The kids color the country’s flag and Jones searches for recipes of the country that start with the same letter.
Maybe it was ice cream for Iceland.
Even more senior in the system, Moodie has done a variety of jobs in the Sno-Isle system and she admires Jones’s storytelling ability.
“A long time ago, when I was branch manager at Brier, the storyteller was out sick, and since the program must go on, I stepped in to fill her spot,” Moodie said. “I did this and I did that, then looked at a clock and only 15 minutes had passed.”
She then realized that telling stories was not as easy as it sounded.
“The kids love Mira (Jones),” Moodie said.
Jones said it is fun being somewhat of a celebrity around town.
“In the grocery store, I often hear in the distance, ‘there’s Mrs. Jones’ or ‘there’s the library lady.’”
Jones has watched her story-time babies grow up and bring their own children in for story-time events. She enjoys a good challenge. At 68, she is now adding to her responsibilities a new position, reference librarian.
“She’s a great role model,” Moodie said about Jones. “She’s always willing to step out of her comfort zone.”
In the community, Moodie might be best known for her purple hair, but the staff knows more.
“Marlene is a true treasure,” Jones said. “She provides support for everyone.”
Because she has held so many positions within the Sno-Isle system, she understands how it all works. She came in very handy when Sno-Isle’s computer system crashed recently.
“She did a yeoman’s job,” Jones said, to get the system back up and running.
The crash was bigger than the public imagined, the librarians explained. Every item, system-wide, had to be handled twice. Removed from the shelf, rerecorded, and replaced on the shelf.
In the midst of it all, they were always concerned about their customers.
The senior librarians are all about service.
“We tried hard to maintain normalcy and find what everyone needed,” Moodie said.
Now serving as circulation manager in Stanwood, Moodie has gone somewhat natural recently with “human-colored hair,” albeit two different shades.
Moodie started with Sno-Isle Libraries as a page at the Arlington Library when she was in high school, but her 41 years does not include that.

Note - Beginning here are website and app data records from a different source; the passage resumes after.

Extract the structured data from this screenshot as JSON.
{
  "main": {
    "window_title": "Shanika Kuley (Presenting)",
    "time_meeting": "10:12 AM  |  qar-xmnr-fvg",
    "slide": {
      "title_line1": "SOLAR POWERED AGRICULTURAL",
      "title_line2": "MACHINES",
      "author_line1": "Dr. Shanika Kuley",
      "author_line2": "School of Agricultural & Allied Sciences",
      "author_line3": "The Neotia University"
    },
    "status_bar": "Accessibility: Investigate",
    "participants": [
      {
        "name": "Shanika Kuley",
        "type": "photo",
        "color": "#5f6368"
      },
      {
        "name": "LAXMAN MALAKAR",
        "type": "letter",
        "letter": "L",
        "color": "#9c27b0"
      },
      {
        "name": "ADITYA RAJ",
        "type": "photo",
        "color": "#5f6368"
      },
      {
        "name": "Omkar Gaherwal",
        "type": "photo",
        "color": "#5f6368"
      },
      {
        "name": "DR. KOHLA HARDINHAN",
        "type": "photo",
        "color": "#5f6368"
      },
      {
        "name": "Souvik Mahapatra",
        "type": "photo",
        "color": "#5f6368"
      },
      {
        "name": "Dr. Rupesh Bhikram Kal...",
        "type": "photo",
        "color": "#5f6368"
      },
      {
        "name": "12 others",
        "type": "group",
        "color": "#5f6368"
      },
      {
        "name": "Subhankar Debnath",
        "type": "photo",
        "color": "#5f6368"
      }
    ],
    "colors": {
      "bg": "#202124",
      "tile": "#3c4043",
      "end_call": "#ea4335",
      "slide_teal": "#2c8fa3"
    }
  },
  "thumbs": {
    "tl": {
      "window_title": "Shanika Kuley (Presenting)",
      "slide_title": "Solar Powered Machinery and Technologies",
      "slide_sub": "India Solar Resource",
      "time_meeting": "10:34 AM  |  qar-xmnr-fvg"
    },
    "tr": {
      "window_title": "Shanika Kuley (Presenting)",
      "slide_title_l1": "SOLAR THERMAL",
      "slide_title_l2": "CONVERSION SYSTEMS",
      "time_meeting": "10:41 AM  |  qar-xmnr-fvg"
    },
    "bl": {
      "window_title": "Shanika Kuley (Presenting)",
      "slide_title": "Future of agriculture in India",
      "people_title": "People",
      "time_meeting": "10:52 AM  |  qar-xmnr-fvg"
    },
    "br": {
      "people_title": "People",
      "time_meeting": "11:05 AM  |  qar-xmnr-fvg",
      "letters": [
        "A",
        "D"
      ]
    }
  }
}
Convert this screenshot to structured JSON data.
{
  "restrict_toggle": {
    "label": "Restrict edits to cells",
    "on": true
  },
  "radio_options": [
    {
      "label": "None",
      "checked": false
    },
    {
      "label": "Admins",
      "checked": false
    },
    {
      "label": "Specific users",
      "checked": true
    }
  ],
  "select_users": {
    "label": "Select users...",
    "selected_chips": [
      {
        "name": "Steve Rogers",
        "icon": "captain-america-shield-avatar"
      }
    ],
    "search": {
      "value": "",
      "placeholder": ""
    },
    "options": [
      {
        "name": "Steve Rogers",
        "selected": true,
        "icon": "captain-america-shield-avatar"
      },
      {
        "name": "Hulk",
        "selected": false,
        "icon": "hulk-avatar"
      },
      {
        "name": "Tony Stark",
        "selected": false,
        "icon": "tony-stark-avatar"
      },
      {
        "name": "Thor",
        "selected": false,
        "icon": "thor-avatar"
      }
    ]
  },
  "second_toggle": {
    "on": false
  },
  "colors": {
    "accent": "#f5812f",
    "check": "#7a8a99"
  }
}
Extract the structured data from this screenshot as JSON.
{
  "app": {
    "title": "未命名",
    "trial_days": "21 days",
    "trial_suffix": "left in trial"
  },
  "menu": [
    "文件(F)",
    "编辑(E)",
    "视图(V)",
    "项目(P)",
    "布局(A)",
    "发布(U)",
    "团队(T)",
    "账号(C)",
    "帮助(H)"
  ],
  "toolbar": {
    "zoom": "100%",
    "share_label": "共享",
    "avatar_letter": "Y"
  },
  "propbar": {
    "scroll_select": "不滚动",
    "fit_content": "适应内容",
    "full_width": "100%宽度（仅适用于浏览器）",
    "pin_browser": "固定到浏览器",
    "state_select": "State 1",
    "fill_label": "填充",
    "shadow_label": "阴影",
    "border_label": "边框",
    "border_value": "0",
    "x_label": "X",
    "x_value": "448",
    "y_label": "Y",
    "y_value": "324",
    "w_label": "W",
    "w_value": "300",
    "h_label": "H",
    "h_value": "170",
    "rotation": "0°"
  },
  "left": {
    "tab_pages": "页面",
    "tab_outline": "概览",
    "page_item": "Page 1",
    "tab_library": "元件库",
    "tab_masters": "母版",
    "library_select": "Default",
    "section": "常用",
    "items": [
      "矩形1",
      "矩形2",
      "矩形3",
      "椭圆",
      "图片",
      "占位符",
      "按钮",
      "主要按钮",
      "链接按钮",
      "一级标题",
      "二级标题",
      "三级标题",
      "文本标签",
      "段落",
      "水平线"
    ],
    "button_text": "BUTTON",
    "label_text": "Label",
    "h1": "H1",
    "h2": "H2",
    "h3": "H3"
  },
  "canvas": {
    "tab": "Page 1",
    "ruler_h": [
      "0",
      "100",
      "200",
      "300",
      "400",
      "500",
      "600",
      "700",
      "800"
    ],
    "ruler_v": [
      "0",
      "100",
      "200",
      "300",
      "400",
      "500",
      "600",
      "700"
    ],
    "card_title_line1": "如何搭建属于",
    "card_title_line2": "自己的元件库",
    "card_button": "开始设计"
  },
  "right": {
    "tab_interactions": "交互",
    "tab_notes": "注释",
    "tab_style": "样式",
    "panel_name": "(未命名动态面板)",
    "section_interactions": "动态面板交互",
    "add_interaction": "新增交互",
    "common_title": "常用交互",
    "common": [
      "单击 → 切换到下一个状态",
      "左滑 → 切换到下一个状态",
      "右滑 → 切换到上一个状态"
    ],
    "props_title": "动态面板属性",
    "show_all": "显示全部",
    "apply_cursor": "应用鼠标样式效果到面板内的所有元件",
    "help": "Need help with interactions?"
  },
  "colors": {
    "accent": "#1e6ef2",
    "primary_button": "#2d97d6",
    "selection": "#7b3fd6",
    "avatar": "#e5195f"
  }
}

Now 60, her professional life with Sno-Isle started in 1976, right out of high school, but she took time off when her son was born. He also served as a page while in high school, she said.
“I earned the Golden Cane Award when the last longest-tenured person retired two years ago,” said Moodie, who first worked in interlibrary loans at the service center and drove the bookmobile for 13 years, then supervised pages in Mountlake Terrace, before managing the branch library in Brier.
She came to Stanwood three-and-a-half years ago, shortening her commute from Camano considerably.
“Now I can go home for lunch and feed the dogs,” said Moodie, who cares for six rescue dogs.
She also enjoys being somewhat of a public figure in Stanwood.
“It’s a nice, friendly town,” both librarians agreed. “It’s fun running into people you know at the grocery store. It’s nice to be a part of the community.”
“It wasn’t like that in Brier,” Moodie said, where people have so many different options for shopping.
The librarians see their role at the library as a window to the bigger world beyond Stanwood. For both, being a librarian is more than a job.
“We help people find information,” Moodie said. “I like to share as much knowledge as I can.”
The same is true for Jones, too.
“Children are like sponges,” she said. “Kids who attend story times at the library do better at school.”
The women say that Sno-Isle Libraries supports them in their own efforts to learn, share and grow.
“We have trainings going on all the time,” they said.
Even after 40 years on the job, neither have plans to retire.
“I can’t imagine doing anything else,” Jones said. I used to be afraid about making a mistake. Now, I’ve gotten to the age that I’m not worried about it. I’ll just go for it.”